- [PROBLEM TO SOLVE] Lines where the string "this" appears are to be copied from the entries below.

Records from a dataset
------------------------------

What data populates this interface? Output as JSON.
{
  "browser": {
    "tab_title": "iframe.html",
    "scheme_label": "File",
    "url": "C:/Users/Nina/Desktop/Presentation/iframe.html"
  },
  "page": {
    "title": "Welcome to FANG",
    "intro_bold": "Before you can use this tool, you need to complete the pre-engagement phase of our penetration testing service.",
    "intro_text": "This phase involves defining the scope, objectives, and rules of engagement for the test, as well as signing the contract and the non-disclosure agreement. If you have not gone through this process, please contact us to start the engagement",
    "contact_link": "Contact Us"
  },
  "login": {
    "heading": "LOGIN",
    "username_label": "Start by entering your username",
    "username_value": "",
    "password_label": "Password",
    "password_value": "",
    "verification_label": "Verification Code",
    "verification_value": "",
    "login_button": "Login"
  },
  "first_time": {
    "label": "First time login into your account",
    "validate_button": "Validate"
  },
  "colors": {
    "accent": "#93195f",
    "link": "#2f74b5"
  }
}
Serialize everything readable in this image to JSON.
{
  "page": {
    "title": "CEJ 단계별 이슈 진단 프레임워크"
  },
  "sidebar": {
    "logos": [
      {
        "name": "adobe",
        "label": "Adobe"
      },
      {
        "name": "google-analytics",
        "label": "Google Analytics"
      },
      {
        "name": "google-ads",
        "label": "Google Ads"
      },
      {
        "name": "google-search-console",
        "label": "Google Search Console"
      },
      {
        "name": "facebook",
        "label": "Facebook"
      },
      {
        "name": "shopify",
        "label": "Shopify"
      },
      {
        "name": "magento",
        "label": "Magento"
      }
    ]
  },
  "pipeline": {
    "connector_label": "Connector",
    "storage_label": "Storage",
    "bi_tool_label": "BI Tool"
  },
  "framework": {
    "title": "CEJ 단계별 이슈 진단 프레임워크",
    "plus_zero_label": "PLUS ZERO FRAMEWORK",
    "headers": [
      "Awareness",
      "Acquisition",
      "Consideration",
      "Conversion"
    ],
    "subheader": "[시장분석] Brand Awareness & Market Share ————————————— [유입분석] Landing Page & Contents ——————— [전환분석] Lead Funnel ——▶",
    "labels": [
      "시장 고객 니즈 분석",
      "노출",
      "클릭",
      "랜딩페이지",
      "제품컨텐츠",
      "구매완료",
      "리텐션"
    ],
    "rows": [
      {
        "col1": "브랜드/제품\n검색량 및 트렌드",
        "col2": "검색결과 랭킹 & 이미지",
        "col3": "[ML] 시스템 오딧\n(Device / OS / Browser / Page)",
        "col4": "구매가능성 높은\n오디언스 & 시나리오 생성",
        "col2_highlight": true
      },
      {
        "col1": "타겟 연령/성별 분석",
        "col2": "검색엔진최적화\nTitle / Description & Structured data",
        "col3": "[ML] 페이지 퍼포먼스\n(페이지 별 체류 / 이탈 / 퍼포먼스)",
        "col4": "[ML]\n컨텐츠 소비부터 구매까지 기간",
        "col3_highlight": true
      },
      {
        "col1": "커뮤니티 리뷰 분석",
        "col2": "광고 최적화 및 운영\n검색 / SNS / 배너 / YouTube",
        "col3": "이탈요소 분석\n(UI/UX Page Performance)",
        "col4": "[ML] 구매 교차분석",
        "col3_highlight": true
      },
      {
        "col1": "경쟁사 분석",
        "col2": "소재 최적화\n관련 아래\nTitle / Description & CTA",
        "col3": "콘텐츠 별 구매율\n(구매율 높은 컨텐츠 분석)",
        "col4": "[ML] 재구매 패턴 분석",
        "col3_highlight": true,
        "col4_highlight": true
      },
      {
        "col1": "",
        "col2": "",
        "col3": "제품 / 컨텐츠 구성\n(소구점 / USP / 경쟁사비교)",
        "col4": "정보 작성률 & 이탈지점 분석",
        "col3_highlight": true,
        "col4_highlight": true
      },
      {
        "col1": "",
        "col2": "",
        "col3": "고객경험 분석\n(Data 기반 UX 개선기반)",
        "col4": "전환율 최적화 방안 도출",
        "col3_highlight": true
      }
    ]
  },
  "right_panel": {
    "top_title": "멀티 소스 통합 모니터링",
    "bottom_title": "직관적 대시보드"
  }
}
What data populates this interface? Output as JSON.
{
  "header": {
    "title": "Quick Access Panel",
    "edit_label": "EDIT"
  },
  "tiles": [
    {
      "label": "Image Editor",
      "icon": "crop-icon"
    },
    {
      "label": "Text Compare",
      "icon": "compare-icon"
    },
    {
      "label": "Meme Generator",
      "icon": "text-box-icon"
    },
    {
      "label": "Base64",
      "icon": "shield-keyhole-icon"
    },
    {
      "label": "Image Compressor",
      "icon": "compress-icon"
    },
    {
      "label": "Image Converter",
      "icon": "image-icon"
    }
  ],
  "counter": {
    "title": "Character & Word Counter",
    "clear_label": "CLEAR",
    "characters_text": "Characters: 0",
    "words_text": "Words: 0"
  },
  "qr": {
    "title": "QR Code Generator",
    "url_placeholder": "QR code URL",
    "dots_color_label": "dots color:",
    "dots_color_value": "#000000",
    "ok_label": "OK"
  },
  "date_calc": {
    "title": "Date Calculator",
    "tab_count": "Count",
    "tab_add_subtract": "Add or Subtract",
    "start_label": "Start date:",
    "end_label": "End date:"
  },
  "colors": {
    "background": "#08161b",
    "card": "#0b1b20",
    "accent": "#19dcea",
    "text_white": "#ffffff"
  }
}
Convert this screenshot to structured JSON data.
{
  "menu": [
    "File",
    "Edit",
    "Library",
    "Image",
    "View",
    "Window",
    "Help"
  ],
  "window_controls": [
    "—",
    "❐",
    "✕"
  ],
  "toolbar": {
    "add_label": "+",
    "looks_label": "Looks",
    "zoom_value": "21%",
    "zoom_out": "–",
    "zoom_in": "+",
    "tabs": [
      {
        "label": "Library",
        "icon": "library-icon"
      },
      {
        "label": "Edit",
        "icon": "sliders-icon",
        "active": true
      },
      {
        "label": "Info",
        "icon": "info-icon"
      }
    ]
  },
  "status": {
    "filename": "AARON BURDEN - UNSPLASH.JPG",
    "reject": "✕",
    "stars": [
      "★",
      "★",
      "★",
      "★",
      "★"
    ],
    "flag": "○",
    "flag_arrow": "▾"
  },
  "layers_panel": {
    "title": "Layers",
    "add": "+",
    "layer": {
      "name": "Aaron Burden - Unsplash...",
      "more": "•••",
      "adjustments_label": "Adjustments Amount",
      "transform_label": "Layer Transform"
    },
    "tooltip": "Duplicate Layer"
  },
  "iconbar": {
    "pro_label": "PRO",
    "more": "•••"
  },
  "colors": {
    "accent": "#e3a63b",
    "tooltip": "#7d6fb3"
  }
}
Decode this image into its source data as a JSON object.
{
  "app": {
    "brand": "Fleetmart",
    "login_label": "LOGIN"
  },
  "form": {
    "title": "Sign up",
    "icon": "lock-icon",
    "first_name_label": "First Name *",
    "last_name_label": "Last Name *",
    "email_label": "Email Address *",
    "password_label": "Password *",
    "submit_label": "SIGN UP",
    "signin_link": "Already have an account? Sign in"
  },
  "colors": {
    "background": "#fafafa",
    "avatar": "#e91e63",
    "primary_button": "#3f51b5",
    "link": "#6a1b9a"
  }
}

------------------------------

- [EXPECTED ANSWER]
What data populates this interface? Output as JSON.
    "intro_bold": "Before you can use this tool, you need to complete the pre-engagement phase of our penetration testing service.",
    "intro_text": "This phase involves defining the scope, objectives, and rules of engagement for the test, as well as signing the contract and the non-disclosure agreement. If you have not gone through this process, please contact us to start the engagement",
Serialize everything readable in this image to JSON.
What data populates this interface? Output as JSON.
Convert this screenshot to structured JSON data.
Decode this image into its source data as a JSON object.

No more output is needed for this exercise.